When People Don’t Get It: Raising Children With Reactive Attachment Disorder

There are many reasons why people don’t understand that it is extremely difficult to raise a child with reactive detachment disorder. One of the most important reasons is that people don’t know about it. They may not have heard of this term, or they may not have been educated about it.

Reactive attachment disorder occurs in children who have experienced neglect or abuse, and the symptoms can be challenging for people to identify. Sometimes the symptoms will look like other issues, such as autism spectrum disorder or attention deficit hyperactivity disorder, so a child may be misdiagnosed with one of these conditions instead.

Another reason why people might not understand how hard raising a child with reactive detachment disorder can be is because they haven’t experienced it themselves. It’s hard for anyone to fully understand what someone else is going through.

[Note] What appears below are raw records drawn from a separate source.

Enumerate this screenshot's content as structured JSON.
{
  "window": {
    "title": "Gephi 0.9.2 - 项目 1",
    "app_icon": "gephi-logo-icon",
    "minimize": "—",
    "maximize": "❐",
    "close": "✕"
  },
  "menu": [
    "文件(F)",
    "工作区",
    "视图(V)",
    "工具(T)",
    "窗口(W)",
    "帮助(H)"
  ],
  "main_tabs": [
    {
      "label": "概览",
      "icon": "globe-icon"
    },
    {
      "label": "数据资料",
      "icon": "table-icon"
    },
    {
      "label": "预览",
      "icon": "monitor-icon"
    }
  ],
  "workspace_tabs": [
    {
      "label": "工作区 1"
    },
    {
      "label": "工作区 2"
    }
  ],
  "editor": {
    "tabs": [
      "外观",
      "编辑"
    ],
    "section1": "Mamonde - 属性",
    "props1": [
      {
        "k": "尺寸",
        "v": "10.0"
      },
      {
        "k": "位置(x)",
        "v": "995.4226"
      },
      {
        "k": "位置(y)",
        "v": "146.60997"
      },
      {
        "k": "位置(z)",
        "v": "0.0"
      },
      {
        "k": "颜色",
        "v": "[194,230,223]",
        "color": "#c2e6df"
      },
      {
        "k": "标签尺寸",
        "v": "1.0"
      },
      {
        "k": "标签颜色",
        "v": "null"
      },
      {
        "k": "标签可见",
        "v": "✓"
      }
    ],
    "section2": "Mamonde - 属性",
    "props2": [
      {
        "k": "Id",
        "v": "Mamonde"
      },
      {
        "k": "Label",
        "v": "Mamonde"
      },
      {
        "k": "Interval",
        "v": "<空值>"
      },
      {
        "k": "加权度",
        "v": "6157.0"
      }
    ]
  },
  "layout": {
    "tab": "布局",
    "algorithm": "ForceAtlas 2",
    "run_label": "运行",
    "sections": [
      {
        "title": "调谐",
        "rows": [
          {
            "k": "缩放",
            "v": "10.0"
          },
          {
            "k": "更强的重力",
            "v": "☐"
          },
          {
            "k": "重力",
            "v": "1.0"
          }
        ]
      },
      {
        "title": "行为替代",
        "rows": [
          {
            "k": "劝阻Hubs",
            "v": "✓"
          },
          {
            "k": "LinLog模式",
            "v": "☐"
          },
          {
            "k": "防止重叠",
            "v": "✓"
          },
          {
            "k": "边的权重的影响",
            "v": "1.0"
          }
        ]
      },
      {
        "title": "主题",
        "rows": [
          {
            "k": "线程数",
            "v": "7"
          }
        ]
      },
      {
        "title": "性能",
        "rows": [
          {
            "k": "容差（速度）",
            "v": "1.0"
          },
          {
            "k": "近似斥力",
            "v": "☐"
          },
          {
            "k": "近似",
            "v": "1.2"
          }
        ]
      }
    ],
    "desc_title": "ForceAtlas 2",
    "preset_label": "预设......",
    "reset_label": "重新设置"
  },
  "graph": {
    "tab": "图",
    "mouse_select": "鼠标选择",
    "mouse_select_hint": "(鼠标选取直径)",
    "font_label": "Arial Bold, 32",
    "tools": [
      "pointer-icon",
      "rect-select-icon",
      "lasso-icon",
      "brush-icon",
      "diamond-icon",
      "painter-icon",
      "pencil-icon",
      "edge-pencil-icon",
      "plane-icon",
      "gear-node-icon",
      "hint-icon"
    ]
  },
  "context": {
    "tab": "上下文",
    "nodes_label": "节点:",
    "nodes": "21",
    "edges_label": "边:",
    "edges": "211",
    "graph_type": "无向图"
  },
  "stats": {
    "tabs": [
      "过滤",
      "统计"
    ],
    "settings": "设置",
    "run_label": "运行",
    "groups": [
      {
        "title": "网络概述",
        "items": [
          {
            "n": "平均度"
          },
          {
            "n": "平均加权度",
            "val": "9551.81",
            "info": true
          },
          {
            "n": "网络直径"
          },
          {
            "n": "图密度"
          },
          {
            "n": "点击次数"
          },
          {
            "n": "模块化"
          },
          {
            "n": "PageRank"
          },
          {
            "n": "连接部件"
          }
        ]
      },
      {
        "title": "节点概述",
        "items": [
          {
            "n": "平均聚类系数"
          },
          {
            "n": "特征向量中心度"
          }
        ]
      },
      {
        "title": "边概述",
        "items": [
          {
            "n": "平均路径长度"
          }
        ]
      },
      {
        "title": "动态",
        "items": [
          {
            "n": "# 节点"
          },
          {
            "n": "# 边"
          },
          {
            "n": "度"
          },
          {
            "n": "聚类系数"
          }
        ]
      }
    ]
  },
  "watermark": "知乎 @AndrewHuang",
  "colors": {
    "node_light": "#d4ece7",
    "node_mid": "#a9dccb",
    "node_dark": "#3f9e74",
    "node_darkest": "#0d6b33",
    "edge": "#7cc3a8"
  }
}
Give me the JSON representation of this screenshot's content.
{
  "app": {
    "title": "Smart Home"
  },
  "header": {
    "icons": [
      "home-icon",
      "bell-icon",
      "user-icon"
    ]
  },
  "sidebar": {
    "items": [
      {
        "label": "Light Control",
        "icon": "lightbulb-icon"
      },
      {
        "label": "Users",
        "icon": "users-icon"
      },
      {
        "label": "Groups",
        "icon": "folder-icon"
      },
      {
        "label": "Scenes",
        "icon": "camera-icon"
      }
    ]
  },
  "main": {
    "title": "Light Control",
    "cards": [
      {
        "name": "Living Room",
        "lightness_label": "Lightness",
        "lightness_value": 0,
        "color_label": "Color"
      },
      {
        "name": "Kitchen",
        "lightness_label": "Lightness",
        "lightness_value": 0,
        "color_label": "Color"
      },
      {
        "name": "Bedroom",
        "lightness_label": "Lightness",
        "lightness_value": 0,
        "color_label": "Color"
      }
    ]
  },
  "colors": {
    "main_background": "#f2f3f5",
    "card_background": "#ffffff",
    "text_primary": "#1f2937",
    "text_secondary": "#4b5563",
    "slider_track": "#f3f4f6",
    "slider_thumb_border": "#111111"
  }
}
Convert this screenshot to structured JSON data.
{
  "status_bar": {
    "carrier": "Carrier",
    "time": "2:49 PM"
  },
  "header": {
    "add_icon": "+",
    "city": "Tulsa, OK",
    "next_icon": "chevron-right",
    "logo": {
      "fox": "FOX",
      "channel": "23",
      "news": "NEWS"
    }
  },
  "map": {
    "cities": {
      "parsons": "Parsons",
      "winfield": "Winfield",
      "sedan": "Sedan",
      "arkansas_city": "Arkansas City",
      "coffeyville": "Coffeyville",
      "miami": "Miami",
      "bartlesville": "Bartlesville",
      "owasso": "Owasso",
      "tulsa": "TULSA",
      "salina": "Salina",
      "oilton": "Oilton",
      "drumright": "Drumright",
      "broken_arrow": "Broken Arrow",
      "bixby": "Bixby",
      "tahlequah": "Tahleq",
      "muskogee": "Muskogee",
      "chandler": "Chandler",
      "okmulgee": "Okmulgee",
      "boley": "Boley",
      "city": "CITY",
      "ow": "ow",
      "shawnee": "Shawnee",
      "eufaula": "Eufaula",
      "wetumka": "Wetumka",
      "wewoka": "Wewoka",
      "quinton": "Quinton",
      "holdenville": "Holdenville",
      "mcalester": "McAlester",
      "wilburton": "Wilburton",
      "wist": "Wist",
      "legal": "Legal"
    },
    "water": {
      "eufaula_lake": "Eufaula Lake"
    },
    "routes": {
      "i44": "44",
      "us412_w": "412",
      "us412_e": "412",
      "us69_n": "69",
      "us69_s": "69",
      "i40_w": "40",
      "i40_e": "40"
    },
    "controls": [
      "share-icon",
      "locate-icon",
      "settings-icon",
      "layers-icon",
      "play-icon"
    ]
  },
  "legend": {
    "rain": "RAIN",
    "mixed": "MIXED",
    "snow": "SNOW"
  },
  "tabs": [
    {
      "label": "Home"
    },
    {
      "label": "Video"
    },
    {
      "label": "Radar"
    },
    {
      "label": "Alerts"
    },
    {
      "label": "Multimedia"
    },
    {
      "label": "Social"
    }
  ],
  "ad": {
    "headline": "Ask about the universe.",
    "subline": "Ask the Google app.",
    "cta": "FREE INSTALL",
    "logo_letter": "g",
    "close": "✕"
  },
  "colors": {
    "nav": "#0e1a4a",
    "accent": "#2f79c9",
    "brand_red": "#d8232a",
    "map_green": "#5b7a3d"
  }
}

Below, we’re going to take a closer look at the issue and what the potential solutions are.

Why Raising Children with Reactive Attachment Disorder is So Difficult

Raising children with reactive attachment disorder is so difficult because the children are incapable of forming a healthy attachment to their caregiver. They have an inability to bond with anyone, which makes them more vulnerable to developing other mental health problems.

A child with reactive attachment disorder is unable to form a healthy emotional bond with their caregiver. This means that they can’t form attachments in general. The child will have difficulty trusting others and will be more vulnerable to developing other mental health problems.

This is because the child has been neglected during infancy and early childhood, which has led them to develop this condition.

It’s important for parents of children with reactive attachment disorder to understand that they cannot be fixed by just providing more attention or time, but rather they need professional help through therapy.

There are many common issues that people who have raised children with reactive attachment disorder find themselves in. Some children may not trust anyone, always feeling unsafe. They may also lash out at others which can cause problems at school or when they’re interacting with friends or strangers. If children do not get treatment early on, the consequences can be long-lasting and debilitating for everyone involved.

Reactive Attachment Therapy as an Effective Aid

Reactive Attachment Therapy, also called the Reactive Attachment Disorder treatment, is an evidence-based psychotherapy method.

The therapy uses specialized techniques to help children and adults with reactive attachment disorder. It was developed by a psychiatrist named Dr. Philip A. Lieberman in 1987 and was originally called Parent-Child Interaction Therapy or PCIT.

This therapy is based on the belief that reactive attachment disorder can be dealt with by allowing the patient to go through all the phases of a normal developmental process in order to build trusting relationships.

Reactive attachment therapy has been shown to be highly effective in treating children with ADD and other related issues. The therapist creates a safe, secure and protective environment. The therapist helps the child to develop trust with the help of gentle guidance and understanding that is non-punitive through gradual exposure to new forms of interactions.

Children with reactive attachment disorder typically have difficulty trusting people, especially because they may observe that the trust of others is often broken. This can lead to a person feeling a sense of distrust for the world because it does not seem like there is anybody who is on their side. The therapist helps children learn to trust parents and caregivers and eventually other people in their lives by modeling healthy and caring behaviors.

The therapist helps a child who has reactive attachment disorder understand their reactions to situations in order for them to develop self-awareness. They learn that there are many ways in which they can respond, and the therapist helps them identify those reactions so they can modify their behavior accordingly.

You can read more about reactive attachment disorder, therapy, and nootropic supplements for caretakers on our blog here.